- **Aim of the task**: Your task is to copy every line of the entries that contains "Product".

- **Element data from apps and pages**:

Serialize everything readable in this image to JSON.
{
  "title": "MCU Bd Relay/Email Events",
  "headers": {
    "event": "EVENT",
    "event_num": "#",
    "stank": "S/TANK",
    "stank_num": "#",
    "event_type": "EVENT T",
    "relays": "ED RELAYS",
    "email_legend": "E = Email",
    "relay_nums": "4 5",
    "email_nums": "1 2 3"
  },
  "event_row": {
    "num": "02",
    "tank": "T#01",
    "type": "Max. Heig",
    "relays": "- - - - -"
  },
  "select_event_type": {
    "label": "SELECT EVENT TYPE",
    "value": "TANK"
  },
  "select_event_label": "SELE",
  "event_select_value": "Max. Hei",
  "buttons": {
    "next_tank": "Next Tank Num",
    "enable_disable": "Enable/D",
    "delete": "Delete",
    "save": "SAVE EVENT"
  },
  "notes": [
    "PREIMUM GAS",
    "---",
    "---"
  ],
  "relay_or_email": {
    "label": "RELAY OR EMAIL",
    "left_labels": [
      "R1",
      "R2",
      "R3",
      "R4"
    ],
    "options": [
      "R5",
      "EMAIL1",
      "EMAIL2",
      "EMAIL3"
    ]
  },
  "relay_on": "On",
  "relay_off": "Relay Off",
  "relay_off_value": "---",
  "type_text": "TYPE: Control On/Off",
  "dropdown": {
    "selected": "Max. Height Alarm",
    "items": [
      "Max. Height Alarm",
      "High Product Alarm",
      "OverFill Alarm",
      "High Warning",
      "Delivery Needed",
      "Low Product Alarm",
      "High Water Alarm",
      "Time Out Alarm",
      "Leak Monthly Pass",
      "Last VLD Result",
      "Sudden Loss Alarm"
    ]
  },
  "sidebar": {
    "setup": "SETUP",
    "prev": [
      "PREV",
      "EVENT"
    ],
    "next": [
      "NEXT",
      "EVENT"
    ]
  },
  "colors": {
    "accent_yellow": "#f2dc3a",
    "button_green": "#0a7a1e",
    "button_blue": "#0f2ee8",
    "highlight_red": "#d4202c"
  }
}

- **Your response**:
      "High Product Alarm",
      "Low Product Alarm",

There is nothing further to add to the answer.